A French verse form probably originating in the fourteenth century, but certainly derived from older Provençal forms. There is no set line length or rhythmic pattern for the ballade and although most writers would assume that the line length should be the same throughout, there are exceptions (some Ballades, for example, alternate four beat and three beat duple lines).
Early ballades are often of three stanzas of seven lines each, and an envoy stanza of variable length. Chaucer sometimes composed envoys which are the same length as his main stanzas, and sometimes shorter ones of five lines. The form is now usually written with stanzas of eight lines, though ten line stanzas are also known, and an envoy of four lines. (The …
We have have no profile for this entry. If you are a qualified scholar and you wish to write for The Literary Encyclopedia, please click here to contact us.
Constable, John. "Ballade". The Literary Encyclopedia. First published 10 June 2002

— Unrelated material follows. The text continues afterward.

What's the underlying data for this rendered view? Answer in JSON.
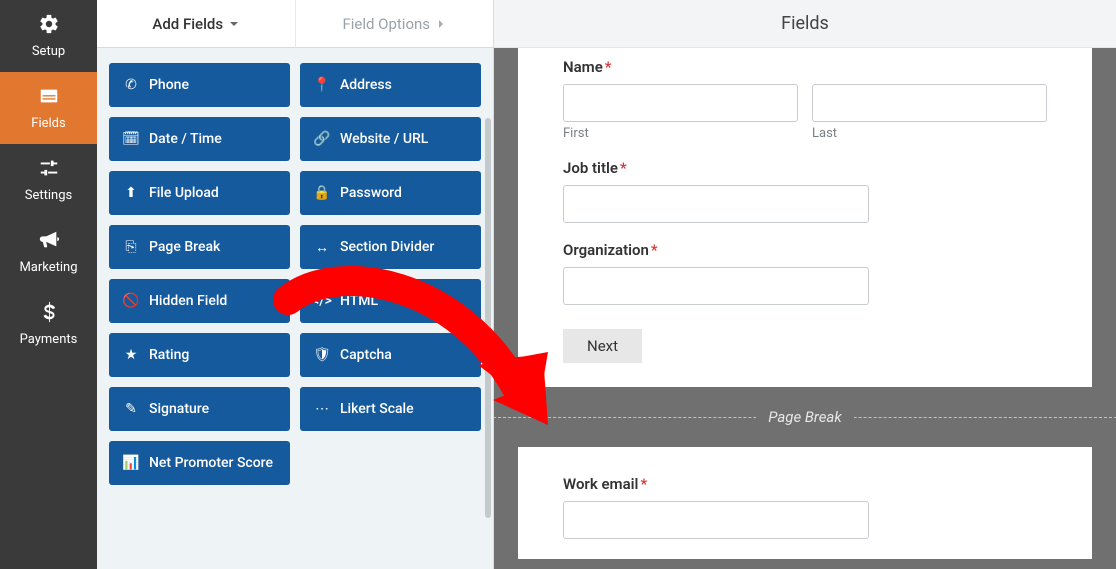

[http://www.litencyc.com/php/stopics.php?rec=true&UID=1374, accessed 24 June 2017.]